The CEO said policy and awareness were the main reason to do the ad, but for shorter-term metrics, such as website traffic and leads, the “payback is more than there.”
Abbott, while it hasn’t bought into the Big Game, has also aired TV commercials, social media spots and magazines ads, Thibault said.
“To raise awareness, you have to be willing to spend on getting the consumers’ attention in the channels they're used to,” she said. “I think Abbott, as a consumer health company, is pretty aware of that.”
Battle for market share
Currently, Dexcom has a larger market share in the U.S. among people with Type 1 diabetes, while Abbott has a leading share among people with Type 2 diabetes. That’s in part because Abbott has been selling to people on basal insulin for years through its cash-pay program, while Dexcom “is starting from zero” in this group of patients, J.P. Morgan analyst Robbie Marcus wrote in a research note on June 1.
According to a survey of 50 physicians done by J.P. Morgan, more of them planned to prescribe Dexcom’s CGMs to Type 2 basal insulin patients than Abbott’s Libre, though Abbott is still expected to make up more than half of prescriptions in 2024, Marcus wrote.
“We’re firm believers that both Dexcom and Abbott can be winners at the same time – the global CGM opportunity is large enough that success isn’t mutually exclusive,” he added.

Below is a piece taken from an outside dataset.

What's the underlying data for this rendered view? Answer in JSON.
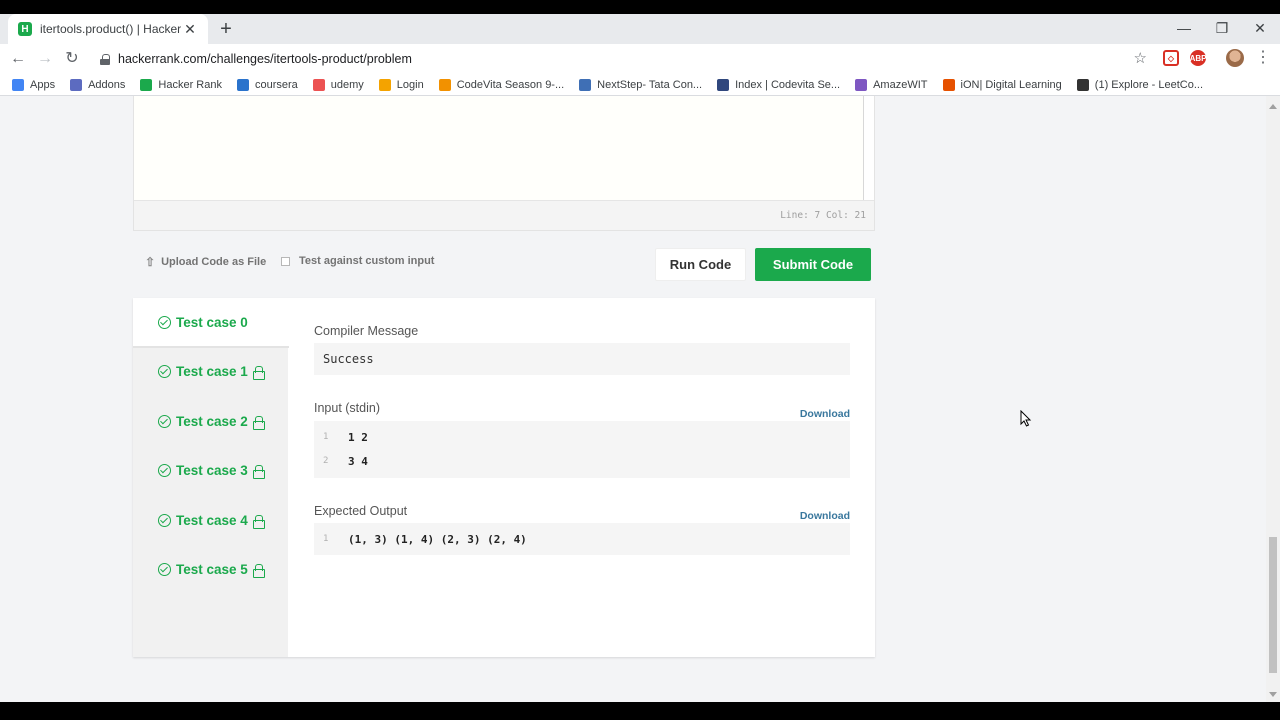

Both companies could face a broader market shift in the future, as adoption is expected to continue to grow among people with Type 1 and Type 2 diabetes.

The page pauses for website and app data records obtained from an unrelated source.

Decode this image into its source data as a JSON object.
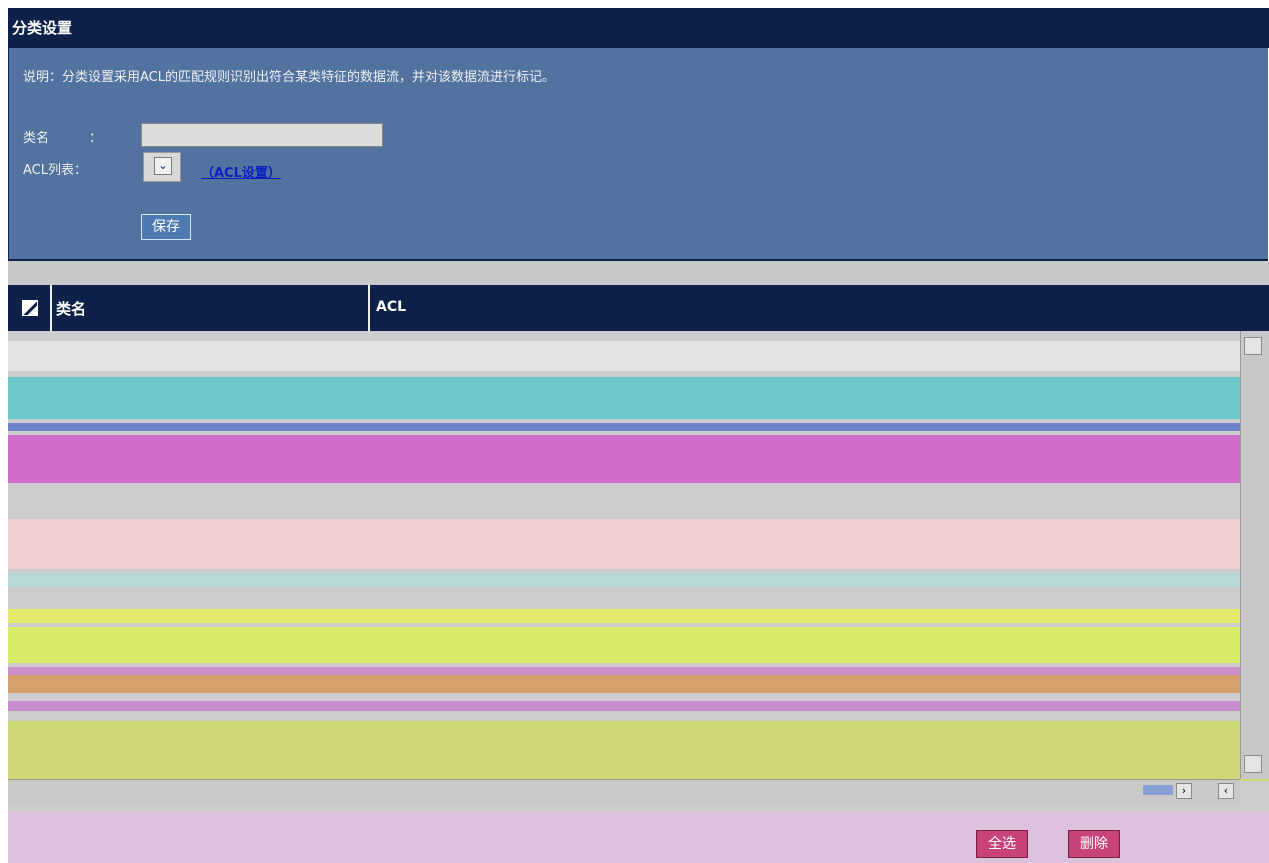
{
  "panel": {
    "title": "分类设置",
    "description": "说明：分类设置采用ACL的匹配规则识别出符合某类特征的数据流，并对该数据流进行标记。",
    "name_label": "类名",
    "name_colon": "：",
    "name_value": "",
    "acl_label": "ACL列表：",
    "acl_selected": "",
    "acl_link": "（ACL设置）",
    "save_button": "保存"
  },
  "table": {
    "columns": [
      "类名",
      "ACL"
    ],
    "rows": []
  },
  "footer": {
    "select_all": "全选",
    "delete": "删除"
  },
  "colors": {
    "header_bg": "#0d2149",
    "panel_bg": "#52739f",
    "link": "#0a1fbf",
    "footer_bg": "#dcc1dc",
    "footer_button": "#c8437a"
  },
  "icons": {
    "select_arrow": "chevron-down-icon",
    "header_checkbox": "check-all-icon",
    "scroll_up": "arrow-up-icon",
    "scroll_down": "arrow-down-icon",
    "scroll_left": "arrow-left-icon",
    "scroll_right": "arrow-right-icon"
  }
}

By 2030, UBS Securities expects 83% of people with Type 1 diabetes will use a CGM, and 30% people with Type 2 diabetes, according to a research note published in March. Among people who take multiple daily shots of insulin, there’s still room for growth, but adoption will be more limited than in the last five years, the analysts said.
“Given where we are in the adoption curve, this market is more of a share battle than the largely greenfield opportunities in the non-insulin-intensive patient population,” they wrote.
By 2030, the analysts estimate that more than half of people with Type 2 diabetes taking basal insulin will use a CGM, and they see an even bigger long-term opportunity for the estimated 21 million people with Type 2 diabetes who don’t take insulin.
“It’s important that we reach these people directly and that they understand our message,” Dexcom’s Sayer said.